The schizonts were round to oval in shape and were found in bunches. Due to extensive denudation and erosion of mucosa and sub mucosa at some part of intestine showed remaining epithelium to undergo proliferative changes. The morphometric analysis of schizonts in tissue section showed average length of 38.88 mm and width of 29 mm (Length range-36.91 to 41.17 mm and width range- 23.56 to 34.44 mm). Transmission Electron Microscopic study of section of intestine revealed numerous round to oval shaped schizont containing few to numerous round to elongated and varied size meronts (Fig. 4). Section also showed accumulation of red blood cells and inflammatory cells. Based on gross, light microscopic, morphometric analysis of oocyst and EM lesion of intestine, the disease was confirmed as intestinal coccidiosis due to E. necatrix.

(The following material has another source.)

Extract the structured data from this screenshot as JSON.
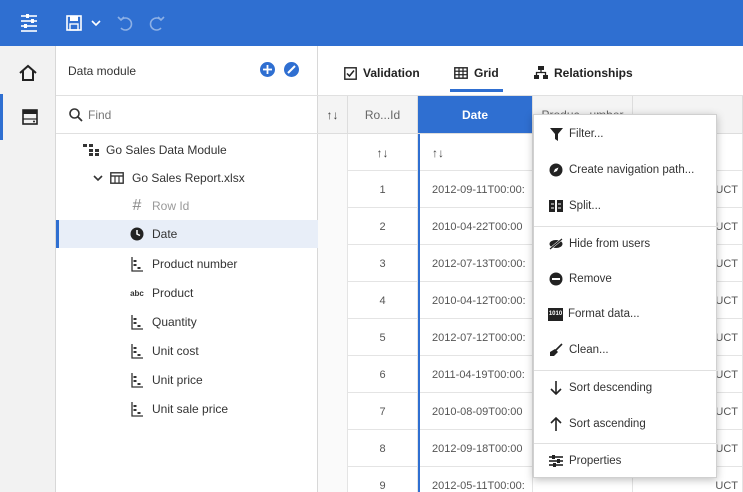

Fig. 4: TEM- Schizont containing few to numerous round to elongated and varied size meronts (Magnification-4825X)
In spite of revolutionary progress made in diagnosis and control of avian coccidiosis, it is still challenging disease and placed among important economic disease of poultry. The annual losses worldwide due to avian coccidiosis is estimated to be at around $800 million (Williams, 1999). In the present investigation, the outbreak of coccidiosis was recorded at 16 week age. McDougald & Fitz-Coy (2008) also reported that coccidiosis due to E. necatrix mostly occur in older birds of 9-14 weeks possibly due to low reproductive capability of parasite, it fail to compete with other coccidian and hence diagnosed mostly in older birds. Mortality started due to accidental flooding of rain water into the shed which could have been the predisposing factor for occurrence of this outbreak. The clinical signs viz. bloody mucoid diarrhea, loss of skin pigmentation of shank and mortality observed in the investigation are akin to those earlier reports (Tyzzer et al.,1932; McDougald & Fitz-Coy, 2008; Shiferaw, 2006).
The gross and histopathological changes observed in the present investigation are in agreement with observations recorded earlier in coccidiosis due to E. necatrix (Tyzzer et al. (1932); Soomro et al. (2001); Patra et al. (2009) McDougald & Fitz-Coy, 2008; Williams, 1999; Shiferaw, 2006). The similarity in the lesions caused by E. maxima and E. necatrix infections and part of intestine affected as well as lesions due to necrotic enteritis pose a challenge in differential diagnosis of these diseases (McDougald & Fitz-Coy, 2008). Moreover, published literature suggest that, the gametogony of E. necatrix occur in caeca and oocyst shedding without any lesion in caeca which is characteristic feature of E. necatrix was also noticed in the present investigation. This characteristic feature is also used for identification of E. necatrix from other species of chicken coccidia (McDougald & Fitz-Coy, 2008).
In conclusion, present paper describe the outbreak intestinal coccidiosis due to E. necatrix in a 16 week old Rajasree birds and recorded 11.38% mortality over three week period. A detail gross, histopathology and electron microscopy study in intestinal coccidiosis due to E. necatrix has been described and discussed.